44. The Spanish are on a clock of their own. Even in a big city like Barcelona, meals are meant to be enjoyed and can last for a couple hours. Also, at restaurants and cafes you need to ask for the check when you’re done eating: they don’t just bring it to your table. Even my Spanish professors are often late for class!
45. Smoking, smoking, smoking. Everyone seems to smoke in Barcelona, even 16 year olds outside of their schools. For some people this is hard to adjust to. Smoking is just a way of life though in Spain, and you’ll probably see a lot of it.

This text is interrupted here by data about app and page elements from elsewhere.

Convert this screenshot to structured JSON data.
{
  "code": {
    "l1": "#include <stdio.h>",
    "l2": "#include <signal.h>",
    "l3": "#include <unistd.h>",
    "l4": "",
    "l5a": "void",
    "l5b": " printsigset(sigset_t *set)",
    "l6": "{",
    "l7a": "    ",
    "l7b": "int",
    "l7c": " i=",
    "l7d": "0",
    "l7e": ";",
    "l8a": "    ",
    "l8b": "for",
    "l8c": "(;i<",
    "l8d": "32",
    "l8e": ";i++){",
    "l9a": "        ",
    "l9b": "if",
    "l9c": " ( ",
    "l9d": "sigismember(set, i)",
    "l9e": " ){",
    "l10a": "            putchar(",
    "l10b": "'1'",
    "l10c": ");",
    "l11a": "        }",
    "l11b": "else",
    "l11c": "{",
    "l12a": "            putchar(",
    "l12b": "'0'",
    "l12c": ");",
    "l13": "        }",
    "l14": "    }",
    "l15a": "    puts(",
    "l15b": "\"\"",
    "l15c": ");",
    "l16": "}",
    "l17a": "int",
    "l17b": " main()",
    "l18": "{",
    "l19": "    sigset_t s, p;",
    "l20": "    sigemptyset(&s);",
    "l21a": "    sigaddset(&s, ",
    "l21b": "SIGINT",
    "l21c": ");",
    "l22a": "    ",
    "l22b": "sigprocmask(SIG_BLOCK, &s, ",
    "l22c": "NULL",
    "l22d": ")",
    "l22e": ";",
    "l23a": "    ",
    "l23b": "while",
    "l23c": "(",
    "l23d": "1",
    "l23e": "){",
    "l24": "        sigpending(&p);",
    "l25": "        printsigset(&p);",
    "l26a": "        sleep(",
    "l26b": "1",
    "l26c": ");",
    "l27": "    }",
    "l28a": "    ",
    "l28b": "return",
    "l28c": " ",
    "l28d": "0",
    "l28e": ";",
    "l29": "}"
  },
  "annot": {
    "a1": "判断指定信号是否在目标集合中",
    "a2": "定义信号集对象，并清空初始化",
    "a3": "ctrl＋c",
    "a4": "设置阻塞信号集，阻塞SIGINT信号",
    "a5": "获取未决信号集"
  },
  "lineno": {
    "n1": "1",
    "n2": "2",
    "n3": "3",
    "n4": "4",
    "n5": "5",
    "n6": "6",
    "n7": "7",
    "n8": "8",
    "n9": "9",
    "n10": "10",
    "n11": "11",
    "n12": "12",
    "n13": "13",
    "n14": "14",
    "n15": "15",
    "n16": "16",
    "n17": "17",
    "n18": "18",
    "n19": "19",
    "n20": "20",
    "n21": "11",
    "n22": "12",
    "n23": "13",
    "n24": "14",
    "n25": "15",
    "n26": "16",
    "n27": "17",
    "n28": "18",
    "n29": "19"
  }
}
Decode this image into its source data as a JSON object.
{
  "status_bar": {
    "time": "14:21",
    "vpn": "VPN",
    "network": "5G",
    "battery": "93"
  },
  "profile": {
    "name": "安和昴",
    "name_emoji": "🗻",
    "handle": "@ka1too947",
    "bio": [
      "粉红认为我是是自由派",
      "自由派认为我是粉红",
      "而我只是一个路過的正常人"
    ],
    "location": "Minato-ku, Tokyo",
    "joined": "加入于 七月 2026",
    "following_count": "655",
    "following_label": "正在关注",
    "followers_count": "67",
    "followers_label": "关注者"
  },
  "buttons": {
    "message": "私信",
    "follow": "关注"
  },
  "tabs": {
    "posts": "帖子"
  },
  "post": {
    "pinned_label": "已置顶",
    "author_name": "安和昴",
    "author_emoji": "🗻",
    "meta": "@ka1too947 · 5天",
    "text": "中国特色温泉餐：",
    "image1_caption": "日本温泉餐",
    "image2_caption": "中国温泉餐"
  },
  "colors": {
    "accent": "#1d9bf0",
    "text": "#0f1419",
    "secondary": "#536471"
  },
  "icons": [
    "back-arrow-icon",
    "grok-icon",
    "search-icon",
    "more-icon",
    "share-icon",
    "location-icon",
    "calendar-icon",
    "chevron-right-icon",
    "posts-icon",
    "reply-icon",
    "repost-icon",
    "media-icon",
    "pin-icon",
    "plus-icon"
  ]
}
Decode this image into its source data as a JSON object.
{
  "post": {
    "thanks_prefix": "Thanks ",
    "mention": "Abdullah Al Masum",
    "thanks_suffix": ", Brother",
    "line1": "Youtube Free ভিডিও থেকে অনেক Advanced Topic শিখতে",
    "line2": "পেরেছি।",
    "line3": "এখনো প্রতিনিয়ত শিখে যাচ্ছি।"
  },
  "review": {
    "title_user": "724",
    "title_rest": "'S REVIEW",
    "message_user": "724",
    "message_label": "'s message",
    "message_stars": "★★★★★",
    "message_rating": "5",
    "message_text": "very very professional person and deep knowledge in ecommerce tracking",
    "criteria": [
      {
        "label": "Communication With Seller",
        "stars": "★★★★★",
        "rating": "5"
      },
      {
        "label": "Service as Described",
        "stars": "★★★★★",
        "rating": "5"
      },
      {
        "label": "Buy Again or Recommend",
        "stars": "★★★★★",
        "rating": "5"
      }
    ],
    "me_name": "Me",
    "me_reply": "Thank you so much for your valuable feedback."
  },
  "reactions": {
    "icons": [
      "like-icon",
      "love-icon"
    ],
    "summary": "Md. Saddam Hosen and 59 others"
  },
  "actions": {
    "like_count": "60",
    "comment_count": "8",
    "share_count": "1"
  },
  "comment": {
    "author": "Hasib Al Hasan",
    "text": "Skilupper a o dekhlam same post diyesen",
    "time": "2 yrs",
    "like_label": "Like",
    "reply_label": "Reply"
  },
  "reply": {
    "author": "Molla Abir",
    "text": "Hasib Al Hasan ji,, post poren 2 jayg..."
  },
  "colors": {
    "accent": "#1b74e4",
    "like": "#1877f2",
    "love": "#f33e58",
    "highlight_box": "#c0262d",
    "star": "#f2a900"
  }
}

46. Learn some useful Spanish phrases. Even if you aren’t studying Spanish, it’s helpful to know how to say common phrases, especially if you have to communicate with someone who doesn’t speak English. These phrases can even come in handy if you travel outside of Spain.
47. Have a power adapter before you travel. Buy an adapter at home to make things easier once you arrive in Barcelona. Many often have outlets for different areas of Europe, which is convenient for weekend trips.
48. Be a College Tourist. To me, a big part of studying abroad for a semester in Barcelona is the actual living experience. Barcelona has tons of sites you can’t go a whole semester without seeing. So do all the typical touristy things as soon as possible. Don’t leave them to the last minute.
49. Don’t leave a tip. This may feel rude at first, but most places in Barcelona don’t require that you leave a tip, and it can even be offensive if you do. This includes taxis and restaurants. If you check your receipt, the tip is probably already factored in.
50. Realize you aren’t staying forever. Maybe you’re studying abroad for a year, or a semester, or even just visiting for a week. Regardless of why you’re in Barcelona, you probably won’t stay forever. Once you realize that your visit is temporary, it’s easier to push away that feeling of homesickness.